Sunday, March 5, 2017
...by Jillian Cantor, published in 2015. Fascinating. I read while traveling in the past week or so, driving across north GA, and then the one-day, flying-low trip to Valdosta and back. I think there were ten CD's in the box, so it kept me entertained for hours.

It is fiction, but based on some very thorough research about people who were in the news in the late 1940's and early '50's. The back story would be familiar to anyone interested in post WWII history, and the scary situation between Russia and the US during the early years of Cold War/McCarty witch hunt in Congress. Cantor writes about a fictitious character who was a neighbor of the Rosenbergs when the young couples lived on the same floor, in an apartment complex in New York City. The story is told from the point of view of a young mother who was married to a Russian immigrant. Millie befriended Ethel Rosenberg, when they met in the elevator of their apartment building and discovered they had children that were about the same age.

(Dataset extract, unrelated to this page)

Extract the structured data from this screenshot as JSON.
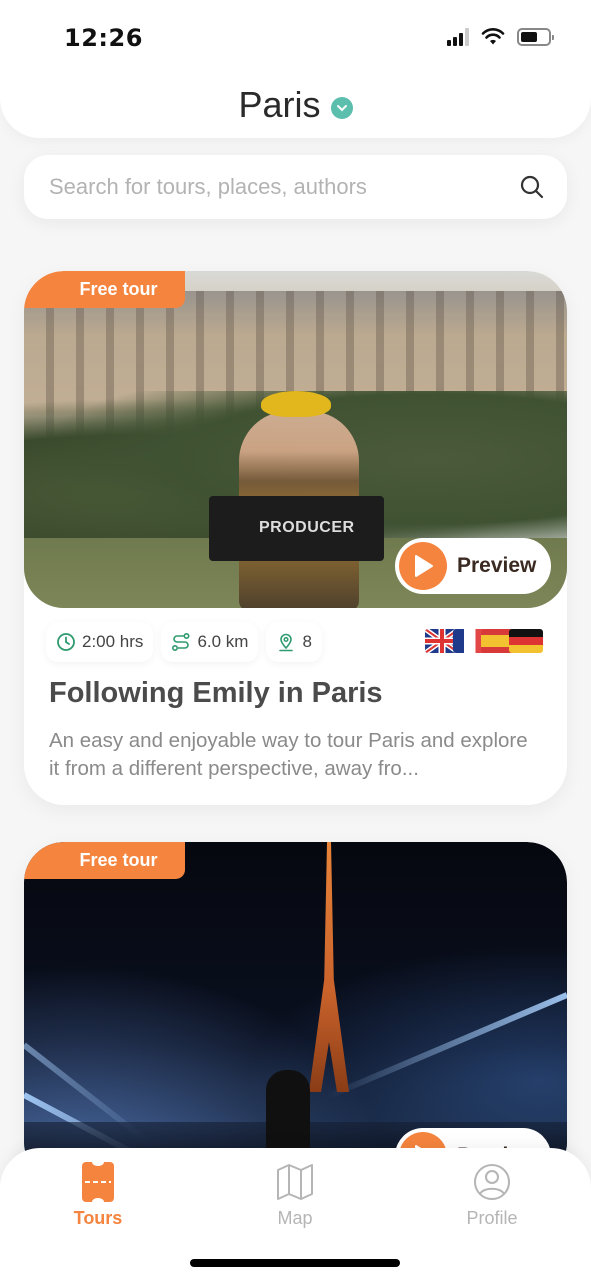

Millie's child, if living in this era, would likely have been diagnosed as autistic, as he did not speak for many years.  Though Millie tried to get  therapy and treatment to help her son 'find his voice', he was mute until a teenager. As the mothers care for each others children, and find opportunities to meet, share coffee, meals, play time with sons, they begin to care deeply for each other. Millie especially dependent on Ethel's attention and support as she was living in a loveless marriage to a man she feared.

Julius and Ethel Rosenberg were, in truth, the only Americans sentenced and executed for espionage during the Cold War. They were accused of providing information about military secrets, bomb building schematics to the Russians. The info. I found indicated they were guilty, but also that they were railroaded. They had two sons, who ended up being adopted by a couple who chose to change the boys last names.  Millie was caring for the boys when Ethel went to testify before the grand jury, and was arrested before she could return home. Never had a chance to talk to the boys or say good by.

I did not know much about this story,  not remembering about the Rosenbergs from history class, or just not relating to something that seemed so distant. So I googled them up and read about these Russian spies in an article from Wikipedia. Fascinating.

0 comments to book review: "The Hours Count"...:

Post a Comment